**Exercise directions:** Which lines in the records below contain the word "content"? Copy each of them.

(Information provided)

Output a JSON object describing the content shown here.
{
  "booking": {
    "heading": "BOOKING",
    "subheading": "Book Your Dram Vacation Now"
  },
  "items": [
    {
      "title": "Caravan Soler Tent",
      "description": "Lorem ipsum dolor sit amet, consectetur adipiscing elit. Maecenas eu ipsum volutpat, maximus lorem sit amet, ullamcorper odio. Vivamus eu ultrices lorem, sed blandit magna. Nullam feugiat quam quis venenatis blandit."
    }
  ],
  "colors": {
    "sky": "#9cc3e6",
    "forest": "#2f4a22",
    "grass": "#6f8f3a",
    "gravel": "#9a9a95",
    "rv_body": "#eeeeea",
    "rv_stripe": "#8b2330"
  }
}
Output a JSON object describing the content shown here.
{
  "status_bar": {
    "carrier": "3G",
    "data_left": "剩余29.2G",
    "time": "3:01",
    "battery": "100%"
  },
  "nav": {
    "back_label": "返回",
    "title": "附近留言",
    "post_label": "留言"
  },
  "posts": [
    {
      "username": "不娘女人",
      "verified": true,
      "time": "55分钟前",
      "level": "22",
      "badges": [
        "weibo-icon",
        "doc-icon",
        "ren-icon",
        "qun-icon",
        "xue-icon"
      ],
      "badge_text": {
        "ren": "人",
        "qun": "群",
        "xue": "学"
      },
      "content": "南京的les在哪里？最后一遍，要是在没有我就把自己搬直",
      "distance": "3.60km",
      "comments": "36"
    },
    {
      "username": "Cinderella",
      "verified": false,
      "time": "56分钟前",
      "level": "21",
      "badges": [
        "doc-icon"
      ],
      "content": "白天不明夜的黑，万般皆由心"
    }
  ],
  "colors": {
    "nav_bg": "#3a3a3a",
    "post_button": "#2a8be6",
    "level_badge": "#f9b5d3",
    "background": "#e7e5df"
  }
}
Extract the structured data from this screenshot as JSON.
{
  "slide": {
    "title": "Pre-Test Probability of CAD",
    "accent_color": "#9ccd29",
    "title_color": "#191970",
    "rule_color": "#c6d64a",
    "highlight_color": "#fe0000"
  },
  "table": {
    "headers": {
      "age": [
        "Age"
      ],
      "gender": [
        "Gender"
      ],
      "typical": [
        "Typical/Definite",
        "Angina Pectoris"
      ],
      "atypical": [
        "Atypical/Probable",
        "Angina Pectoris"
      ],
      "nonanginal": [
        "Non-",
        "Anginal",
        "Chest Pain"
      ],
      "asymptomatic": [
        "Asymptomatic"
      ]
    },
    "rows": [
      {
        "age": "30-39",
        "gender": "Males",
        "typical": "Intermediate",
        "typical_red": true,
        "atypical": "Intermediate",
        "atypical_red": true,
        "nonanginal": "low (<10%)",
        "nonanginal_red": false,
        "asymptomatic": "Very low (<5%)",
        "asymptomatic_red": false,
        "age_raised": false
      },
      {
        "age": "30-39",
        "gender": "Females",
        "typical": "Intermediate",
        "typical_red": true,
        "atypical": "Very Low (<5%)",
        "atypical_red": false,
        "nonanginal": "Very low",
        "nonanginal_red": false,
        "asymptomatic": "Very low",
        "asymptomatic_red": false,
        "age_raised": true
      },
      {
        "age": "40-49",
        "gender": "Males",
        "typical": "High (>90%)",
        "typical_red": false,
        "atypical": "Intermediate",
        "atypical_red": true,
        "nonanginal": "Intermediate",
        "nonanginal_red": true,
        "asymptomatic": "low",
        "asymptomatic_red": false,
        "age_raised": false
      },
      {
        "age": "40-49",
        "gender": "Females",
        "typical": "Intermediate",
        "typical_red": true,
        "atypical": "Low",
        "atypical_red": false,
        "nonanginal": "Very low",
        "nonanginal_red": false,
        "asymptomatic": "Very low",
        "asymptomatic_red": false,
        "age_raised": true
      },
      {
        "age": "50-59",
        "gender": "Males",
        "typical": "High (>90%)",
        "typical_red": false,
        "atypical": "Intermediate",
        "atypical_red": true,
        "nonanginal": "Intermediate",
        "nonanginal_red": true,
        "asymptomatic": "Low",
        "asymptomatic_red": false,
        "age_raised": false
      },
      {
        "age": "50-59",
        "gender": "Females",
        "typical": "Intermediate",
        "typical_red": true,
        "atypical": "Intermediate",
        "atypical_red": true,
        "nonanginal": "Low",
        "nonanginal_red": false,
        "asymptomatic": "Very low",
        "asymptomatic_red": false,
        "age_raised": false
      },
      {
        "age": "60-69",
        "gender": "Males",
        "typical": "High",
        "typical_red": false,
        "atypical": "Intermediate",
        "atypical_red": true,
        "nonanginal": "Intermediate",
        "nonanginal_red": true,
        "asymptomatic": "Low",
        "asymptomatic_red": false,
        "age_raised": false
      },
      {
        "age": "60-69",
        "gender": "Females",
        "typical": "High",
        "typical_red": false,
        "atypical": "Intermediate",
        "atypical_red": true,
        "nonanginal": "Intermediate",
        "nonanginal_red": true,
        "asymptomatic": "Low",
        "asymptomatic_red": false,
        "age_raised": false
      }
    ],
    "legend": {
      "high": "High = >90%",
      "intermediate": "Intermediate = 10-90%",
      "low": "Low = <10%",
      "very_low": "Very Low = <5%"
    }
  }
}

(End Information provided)

**Result of this task:**
Output a JSON object describing the content shown here.
Output a JSON object describing the content shown here.
      "content": "南京的les在哪里？最后一遍，要是在没有我就把自己搬直",
      "content": "白天不明夜的黑，万般皆由心"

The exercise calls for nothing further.